> _WHAT NEEDS TO BE DONE_
The answer must be every line of the records below that contains the word "Version".

[Data about app and page elements]
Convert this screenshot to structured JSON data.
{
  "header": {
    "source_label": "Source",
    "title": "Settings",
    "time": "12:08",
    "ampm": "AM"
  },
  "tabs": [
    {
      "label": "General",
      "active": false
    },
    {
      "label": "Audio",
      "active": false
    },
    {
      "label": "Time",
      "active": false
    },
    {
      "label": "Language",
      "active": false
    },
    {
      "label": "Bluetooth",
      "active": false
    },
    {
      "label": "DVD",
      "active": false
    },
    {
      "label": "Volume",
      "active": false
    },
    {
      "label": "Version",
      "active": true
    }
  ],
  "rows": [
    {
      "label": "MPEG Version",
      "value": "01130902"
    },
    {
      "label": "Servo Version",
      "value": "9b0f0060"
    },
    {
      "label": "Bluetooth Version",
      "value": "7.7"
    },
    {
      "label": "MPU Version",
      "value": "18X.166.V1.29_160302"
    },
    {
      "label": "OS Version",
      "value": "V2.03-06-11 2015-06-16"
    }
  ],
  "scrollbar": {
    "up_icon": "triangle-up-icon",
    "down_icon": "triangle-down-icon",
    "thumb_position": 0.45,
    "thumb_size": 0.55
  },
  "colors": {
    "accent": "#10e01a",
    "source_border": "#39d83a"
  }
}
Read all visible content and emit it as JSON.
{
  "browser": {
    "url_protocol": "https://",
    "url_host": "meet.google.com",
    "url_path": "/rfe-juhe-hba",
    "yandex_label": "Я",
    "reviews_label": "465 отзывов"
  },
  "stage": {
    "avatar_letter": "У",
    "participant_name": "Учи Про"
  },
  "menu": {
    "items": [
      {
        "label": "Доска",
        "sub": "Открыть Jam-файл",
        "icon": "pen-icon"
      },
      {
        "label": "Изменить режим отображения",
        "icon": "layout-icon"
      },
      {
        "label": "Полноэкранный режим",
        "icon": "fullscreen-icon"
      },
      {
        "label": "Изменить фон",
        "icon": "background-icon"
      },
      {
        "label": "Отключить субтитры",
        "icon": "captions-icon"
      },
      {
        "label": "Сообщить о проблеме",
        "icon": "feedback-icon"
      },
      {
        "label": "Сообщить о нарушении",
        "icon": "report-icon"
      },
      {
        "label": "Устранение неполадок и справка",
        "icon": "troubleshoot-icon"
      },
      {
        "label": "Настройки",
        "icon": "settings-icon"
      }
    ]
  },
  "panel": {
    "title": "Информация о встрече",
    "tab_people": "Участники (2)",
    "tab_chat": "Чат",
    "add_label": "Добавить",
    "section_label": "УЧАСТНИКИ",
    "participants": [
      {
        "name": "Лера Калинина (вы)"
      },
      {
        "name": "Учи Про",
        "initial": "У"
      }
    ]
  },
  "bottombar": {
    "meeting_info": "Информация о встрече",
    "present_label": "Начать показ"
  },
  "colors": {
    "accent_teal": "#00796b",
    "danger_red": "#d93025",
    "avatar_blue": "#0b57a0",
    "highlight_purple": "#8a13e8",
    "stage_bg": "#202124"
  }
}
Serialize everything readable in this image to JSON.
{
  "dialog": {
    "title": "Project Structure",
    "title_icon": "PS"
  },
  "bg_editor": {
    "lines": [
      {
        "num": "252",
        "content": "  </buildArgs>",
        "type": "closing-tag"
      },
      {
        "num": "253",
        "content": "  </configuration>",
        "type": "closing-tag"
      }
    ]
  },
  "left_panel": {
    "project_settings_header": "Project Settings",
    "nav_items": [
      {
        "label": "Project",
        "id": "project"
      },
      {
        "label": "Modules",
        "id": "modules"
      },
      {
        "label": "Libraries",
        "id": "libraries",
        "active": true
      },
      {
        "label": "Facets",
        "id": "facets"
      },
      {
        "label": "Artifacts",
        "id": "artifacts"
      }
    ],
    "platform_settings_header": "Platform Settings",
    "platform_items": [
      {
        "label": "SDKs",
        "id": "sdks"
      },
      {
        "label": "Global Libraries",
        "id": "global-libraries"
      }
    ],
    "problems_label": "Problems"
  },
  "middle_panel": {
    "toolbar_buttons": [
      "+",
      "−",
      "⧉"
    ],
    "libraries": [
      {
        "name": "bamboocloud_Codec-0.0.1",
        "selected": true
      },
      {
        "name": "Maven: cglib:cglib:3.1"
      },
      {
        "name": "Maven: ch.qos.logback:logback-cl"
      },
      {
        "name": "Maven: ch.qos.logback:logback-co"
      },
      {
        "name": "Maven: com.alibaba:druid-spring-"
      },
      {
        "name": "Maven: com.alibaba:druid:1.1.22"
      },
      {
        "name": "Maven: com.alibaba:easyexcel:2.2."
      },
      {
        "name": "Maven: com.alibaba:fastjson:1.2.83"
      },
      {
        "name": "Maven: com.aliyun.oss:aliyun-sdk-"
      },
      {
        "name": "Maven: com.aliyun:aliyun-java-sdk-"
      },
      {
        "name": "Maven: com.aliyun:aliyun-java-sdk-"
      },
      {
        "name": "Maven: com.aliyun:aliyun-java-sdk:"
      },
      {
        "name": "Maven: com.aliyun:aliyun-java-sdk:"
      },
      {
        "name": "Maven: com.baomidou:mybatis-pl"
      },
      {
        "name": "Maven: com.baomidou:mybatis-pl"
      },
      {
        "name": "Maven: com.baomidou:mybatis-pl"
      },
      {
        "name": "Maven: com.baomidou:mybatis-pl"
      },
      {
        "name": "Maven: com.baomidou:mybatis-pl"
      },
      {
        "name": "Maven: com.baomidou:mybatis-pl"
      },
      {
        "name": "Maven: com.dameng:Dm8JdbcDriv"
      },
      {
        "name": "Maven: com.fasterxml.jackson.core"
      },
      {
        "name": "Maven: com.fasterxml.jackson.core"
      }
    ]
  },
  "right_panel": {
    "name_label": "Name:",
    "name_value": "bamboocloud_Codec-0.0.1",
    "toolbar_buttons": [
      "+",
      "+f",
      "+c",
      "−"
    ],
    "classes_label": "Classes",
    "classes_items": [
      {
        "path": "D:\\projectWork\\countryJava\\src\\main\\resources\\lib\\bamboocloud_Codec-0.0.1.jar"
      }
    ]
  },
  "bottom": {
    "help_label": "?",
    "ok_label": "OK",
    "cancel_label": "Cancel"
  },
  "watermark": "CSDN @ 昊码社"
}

> _EXPECTED ANSWER_
      "label": "Version",
      "label": "MPEG Version",
      "label": "Servo Version",
      "label": "Bluetooth Version",
      "label": "MPU Version",
      "label": "OS Version",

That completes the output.